My favourite salt and pepper shaker set that transforms the surface it sits on from a hard surface to one that implies the surface’s permeability is this one:
It consists of just those two quite elegant and curvy triangular shapes–each on their own an interestingly abstract sculpture, perhaps. But somehow, together, their representational intent becomes clear: they are, in fact, shark’s fins, and thus imply the remainder of two sharks lurking just under the surface.

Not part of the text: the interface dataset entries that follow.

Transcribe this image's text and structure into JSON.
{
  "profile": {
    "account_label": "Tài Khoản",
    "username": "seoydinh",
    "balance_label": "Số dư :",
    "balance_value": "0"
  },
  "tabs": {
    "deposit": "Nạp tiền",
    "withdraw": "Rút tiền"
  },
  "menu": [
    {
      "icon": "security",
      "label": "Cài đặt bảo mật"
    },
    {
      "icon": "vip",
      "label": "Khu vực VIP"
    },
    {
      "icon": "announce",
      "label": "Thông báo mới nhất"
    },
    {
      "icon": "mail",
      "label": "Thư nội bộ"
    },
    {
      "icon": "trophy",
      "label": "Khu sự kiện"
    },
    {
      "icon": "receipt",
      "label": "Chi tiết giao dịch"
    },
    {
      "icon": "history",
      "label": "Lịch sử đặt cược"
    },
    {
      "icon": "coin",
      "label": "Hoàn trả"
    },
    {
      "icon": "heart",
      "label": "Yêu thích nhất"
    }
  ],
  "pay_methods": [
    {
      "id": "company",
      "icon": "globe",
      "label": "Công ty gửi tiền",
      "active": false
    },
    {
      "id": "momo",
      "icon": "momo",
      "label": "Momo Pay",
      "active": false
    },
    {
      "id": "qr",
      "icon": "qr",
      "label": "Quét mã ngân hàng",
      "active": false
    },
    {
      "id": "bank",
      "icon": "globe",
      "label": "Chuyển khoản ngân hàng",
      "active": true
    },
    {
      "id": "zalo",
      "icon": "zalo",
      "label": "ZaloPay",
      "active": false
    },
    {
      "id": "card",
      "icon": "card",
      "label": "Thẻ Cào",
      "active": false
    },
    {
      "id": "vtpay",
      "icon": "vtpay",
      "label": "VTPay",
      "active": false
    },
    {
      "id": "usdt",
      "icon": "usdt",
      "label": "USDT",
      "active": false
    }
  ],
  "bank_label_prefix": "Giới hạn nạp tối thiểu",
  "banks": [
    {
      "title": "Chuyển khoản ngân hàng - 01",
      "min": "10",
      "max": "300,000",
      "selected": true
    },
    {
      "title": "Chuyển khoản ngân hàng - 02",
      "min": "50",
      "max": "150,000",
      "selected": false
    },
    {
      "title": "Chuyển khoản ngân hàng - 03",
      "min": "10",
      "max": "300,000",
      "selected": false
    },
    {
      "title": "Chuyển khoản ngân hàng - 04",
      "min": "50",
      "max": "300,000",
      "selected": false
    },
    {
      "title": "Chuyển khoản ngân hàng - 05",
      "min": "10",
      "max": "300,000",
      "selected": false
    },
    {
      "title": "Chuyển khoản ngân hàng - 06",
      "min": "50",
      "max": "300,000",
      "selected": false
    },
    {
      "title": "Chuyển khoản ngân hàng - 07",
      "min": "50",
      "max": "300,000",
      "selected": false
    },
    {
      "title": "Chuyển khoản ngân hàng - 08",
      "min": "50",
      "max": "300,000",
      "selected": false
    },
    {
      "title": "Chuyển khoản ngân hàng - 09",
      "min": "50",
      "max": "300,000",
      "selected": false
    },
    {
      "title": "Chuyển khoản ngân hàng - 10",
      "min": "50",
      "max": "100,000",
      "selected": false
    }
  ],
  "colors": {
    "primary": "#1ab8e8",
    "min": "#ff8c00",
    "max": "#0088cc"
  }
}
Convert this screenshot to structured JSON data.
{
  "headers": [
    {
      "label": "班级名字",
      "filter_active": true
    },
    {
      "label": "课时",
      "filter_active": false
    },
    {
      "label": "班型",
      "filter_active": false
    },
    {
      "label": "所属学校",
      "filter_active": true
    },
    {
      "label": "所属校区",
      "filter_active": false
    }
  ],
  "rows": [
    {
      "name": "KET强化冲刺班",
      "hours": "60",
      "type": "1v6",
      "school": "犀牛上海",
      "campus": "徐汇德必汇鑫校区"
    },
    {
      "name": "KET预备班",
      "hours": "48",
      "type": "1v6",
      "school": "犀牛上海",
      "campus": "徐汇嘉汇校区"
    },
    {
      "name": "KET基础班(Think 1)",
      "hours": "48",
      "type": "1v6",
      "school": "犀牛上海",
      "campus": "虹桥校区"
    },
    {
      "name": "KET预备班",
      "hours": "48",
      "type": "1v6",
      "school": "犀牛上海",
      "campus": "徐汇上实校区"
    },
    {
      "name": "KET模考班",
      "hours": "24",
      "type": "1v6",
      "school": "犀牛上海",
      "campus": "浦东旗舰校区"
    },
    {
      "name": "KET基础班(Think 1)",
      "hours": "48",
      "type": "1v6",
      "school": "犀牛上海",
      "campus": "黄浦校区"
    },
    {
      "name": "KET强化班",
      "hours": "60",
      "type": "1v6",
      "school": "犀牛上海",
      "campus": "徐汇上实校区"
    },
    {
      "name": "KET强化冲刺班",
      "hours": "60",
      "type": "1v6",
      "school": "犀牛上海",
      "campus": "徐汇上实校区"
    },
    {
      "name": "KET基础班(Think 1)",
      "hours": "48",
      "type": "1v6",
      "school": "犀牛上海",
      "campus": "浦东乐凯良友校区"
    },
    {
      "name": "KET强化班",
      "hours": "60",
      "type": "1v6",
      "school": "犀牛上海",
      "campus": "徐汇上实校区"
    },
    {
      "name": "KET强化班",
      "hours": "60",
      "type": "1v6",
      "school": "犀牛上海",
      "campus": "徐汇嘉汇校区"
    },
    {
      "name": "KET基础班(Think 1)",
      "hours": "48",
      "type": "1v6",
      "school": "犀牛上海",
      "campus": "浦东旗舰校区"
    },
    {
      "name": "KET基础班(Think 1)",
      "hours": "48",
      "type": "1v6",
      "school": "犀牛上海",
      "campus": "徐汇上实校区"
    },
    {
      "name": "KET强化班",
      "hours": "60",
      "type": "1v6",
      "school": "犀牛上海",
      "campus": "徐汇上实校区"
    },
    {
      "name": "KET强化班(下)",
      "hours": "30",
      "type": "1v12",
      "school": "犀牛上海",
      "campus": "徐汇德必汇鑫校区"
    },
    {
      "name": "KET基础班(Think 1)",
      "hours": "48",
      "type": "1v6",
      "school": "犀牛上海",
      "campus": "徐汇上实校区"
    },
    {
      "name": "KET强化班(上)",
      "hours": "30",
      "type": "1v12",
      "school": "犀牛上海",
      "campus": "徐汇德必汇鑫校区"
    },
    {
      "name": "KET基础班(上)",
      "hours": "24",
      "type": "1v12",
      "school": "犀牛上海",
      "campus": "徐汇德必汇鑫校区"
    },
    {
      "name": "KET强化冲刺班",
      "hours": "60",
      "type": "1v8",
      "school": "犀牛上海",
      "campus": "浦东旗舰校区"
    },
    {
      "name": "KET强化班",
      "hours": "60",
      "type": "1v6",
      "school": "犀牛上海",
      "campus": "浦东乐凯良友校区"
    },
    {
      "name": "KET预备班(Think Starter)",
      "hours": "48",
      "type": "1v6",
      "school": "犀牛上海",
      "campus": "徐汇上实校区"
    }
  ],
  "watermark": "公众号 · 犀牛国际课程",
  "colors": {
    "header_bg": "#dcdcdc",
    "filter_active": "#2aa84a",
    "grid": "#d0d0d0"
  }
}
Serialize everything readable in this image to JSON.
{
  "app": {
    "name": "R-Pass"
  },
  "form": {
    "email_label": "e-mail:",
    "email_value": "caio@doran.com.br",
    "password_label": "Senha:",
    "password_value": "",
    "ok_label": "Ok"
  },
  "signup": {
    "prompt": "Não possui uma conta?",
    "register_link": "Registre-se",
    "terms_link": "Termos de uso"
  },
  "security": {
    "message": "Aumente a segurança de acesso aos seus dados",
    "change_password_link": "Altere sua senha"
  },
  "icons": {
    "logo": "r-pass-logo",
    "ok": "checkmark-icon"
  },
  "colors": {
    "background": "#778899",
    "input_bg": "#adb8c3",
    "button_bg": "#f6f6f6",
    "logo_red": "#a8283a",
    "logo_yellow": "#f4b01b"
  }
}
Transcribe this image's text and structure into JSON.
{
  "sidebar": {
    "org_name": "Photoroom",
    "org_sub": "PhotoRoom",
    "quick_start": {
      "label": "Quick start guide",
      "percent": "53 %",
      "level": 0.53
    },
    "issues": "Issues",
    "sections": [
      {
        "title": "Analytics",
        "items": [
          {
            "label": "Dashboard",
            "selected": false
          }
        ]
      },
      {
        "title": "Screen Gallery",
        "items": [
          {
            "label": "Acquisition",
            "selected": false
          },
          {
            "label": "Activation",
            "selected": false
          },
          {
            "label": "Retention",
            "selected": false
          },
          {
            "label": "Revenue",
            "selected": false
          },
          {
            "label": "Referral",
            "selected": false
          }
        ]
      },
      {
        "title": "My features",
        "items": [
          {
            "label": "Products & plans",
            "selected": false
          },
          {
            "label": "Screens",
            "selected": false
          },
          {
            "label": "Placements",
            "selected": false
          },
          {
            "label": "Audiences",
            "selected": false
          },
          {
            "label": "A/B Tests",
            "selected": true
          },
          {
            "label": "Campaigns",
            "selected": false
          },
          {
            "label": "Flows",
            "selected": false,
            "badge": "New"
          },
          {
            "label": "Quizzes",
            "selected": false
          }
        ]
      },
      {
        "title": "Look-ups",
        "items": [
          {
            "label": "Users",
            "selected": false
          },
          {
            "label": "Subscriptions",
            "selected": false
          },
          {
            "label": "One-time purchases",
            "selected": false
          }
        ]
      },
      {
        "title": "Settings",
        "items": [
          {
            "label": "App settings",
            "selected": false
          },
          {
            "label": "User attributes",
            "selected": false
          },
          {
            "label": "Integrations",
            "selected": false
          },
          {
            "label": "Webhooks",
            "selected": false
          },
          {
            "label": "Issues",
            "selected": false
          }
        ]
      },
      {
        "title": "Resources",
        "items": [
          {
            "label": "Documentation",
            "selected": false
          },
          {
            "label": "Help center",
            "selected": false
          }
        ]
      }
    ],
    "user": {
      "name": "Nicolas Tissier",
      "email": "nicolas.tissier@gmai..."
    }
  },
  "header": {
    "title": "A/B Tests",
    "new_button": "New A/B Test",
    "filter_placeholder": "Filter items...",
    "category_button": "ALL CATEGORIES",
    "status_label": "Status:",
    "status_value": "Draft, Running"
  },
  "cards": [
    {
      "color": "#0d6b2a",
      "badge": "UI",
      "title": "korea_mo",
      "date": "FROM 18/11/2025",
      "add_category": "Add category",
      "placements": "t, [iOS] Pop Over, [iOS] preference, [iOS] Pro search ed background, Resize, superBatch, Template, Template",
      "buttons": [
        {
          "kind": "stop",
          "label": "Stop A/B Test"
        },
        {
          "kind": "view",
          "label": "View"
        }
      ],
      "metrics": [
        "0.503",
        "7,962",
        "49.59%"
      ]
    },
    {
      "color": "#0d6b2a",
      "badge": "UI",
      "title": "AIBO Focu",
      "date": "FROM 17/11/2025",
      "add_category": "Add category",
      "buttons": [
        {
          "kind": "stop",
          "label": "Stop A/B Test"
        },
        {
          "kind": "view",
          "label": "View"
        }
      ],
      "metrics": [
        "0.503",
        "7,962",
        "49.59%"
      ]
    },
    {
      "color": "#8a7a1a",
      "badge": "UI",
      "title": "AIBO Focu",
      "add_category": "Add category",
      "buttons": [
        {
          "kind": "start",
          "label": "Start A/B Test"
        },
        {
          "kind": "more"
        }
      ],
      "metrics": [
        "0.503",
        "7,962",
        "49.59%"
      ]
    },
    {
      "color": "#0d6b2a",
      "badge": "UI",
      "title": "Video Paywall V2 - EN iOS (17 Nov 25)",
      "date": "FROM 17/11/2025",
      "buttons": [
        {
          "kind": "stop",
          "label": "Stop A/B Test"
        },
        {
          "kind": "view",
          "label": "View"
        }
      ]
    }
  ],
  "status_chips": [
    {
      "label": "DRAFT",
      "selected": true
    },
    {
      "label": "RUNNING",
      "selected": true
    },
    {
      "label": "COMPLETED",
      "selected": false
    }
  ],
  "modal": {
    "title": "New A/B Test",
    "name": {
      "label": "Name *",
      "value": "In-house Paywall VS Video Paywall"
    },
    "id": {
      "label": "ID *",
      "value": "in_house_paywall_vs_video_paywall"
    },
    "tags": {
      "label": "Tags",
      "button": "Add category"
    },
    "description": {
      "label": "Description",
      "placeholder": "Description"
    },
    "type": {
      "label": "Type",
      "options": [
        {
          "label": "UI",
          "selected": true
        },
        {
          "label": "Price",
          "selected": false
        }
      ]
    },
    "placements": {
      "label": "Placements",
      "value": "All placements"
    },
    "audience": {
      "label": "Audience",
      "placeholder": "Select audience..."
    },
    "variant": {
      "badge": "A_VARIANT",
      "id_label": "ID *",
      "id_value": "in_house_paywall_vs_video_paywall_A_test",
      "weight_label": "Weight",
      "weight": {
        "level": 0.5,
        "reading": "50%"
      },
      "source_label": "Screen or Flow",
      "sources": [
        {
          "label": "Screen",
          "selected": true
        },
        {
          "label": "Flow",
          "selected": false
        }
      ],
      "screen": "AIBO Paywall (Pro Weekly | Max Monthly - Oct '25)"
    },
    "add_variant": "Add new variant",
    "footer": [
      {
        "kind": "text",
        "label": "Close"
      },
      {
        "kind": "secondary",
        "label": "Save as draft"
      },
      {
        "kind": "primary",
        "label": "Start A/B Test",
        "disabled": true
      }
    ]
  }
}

This pair has an economy rarely found in novelty salt and pepper shaker sets: it is a decidedly simple and understated evocation of the objects it represents. What is surprisingly, therefore, is that there is still a novelty salt and pepper shaker set kind of vibe to it. That vibe comes, I think, from the fact that the set is just a tiny bit of a witty joke, or maybe more accurately a puzzle. You have to look at it for a while before you see what objects these apparently abstract shapes does quite literally represent. There’s something cute about that–something very salt-and-peppery. There’s the sense that the invisible sharks lurking beneath that surface might have luxurious eyelashes and lipstick around their mouths. And yet, still, the aesthetically pleasing simplicity of the shapes remain. So this, then, is a paradoxical set, somehow both elegant and kitschy. Only in the weirder reaches of the salt and pepper shaker set miniverse could you find that particularly weird combination.